In December of 2017, we watched the biggest fire in California state history engulf and leave Santa Barbara charred. We watched it, breathed the ash and smoke. Some of us evacuated, and after returning, did not have a home left standing.
2020 was the hottest year on record in every part of the United States. In all the tragedy and grief of 2020: COVID-19, police brutality, and political violence — the last year was a moment of pain for the planet too. It can, and it will, only get worse.
From the perspective of a 24-year-old, in what I hope to be a long life, I wonder about the livability of this planet and the security of my future. I wonder, with fear and anxiety and sometimes pure panic.
I would like to believe in the sincerity of Joe Biden’s commitment to meaningfully address the urgent issue of the climate crisis. The current rate of the crisis is unsustainable — droughts, extreme heat, record wildfires — a pledged top priority of the Biden administration.
His “Build Back Better” plan is not just a rapid reduction of carbon emissions, but a job-creating blueprint to rebuild the United States and West Coast with green infrastructure and transportation, with economic equity and environmental justice.
We will hold him to those commitments, and push his plan further to match the speed and scale of national transformation required to meet the challenge of the climate crisis.
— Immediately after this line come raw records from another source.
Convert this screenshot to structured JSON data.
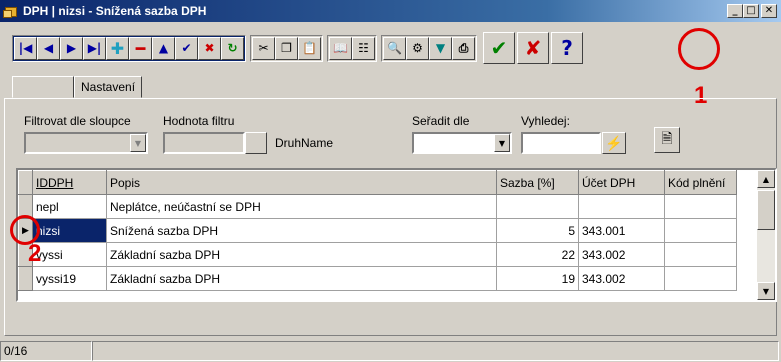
{
  "window": {
    "title": "DPH | nizsi - Snížená sazba DPH",
    "controls": [
      "minimize",
      "maximize",
      "close"
    ]
  },
  "toolbar": {
    "nav_buttons": [
      "first-record",
      "prior-record",
      "next-record",
      "last-record",
      "insert-record",
      "delete-record",
      "edit-record",
      "post-record",
      "cancel-record",
      "refresh-record"
    ],
    "tool_buttons": [
      "cut",
      "copy",
      "paste",
      "book",
      "tree",
      "search",
      "settings",
      "filter",
      "print"
    ],
    "confirm_button": "confirm",
    "cancel_button": "cancel",
    "help_button": "help",
    "colors": {
      "accent": "#0a246a",
      "confirm": "#008000",
      "cancel": "#cc0000"
    }
  },
  "annotations": {
    "marker_1": "1",
    "marker_2": "2",
    "color": "#e00000"
  },
  "tabs": [
    {
      "label": ""
    },
    {
      "label": "Nastavení"
    }
  ],
  "filters": {
    "filter_column_label": "Filtrovat dle sloupce",
    "filter_value_label": "Hodnota filtru",
    "filter_field_name": "DruhName",
    "sort_label": "Seřadit dle",
    "search_label": "Vyhledej:"
  },
  "grid": {
    "columns": [
      "IDDPH",
      "Popis",
      "Sazba [%]",
      "Účet DPH",
      "Kód plnění"
    ],
    "rows": [
      {
        "id": "nepl",
        "popis": "Neplátce, neúčastní se DPH",
        "sazba": "",
        "ucet": "",
        "kod": ""
      },
      {
        "id": "nizsi",
        "popis": "Snížená sazba DPH",
        "sazba": "5",
        "ucet": "343.001",
        "kod": "",
        "selected": true
      },
      {
        "id": "vyssi",
        "popis": "Základní sazba DPH",
        "sazba": "22",
        "ucet": "343.002",
        "kod": ""
      },
      {
        "id": "vyssi19",
        "popis": "Základní sazba DPH",
        "sazba": "19",
        "ucet": "343.002",
        "kod": ""
      }
    ]
  },
  "status": {
    "record_counter": "0/16"
  }
}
The next decade will be a race against the carbon clock, but I’m hopeful in our ability to rise to the occasion.
Editor’s note: Nikayla Jefferson is a UCSB graduate student, an organizer with the Sunrise Movement, and a fellow at the Op-Ed Project and the Yale Program on Climate Change.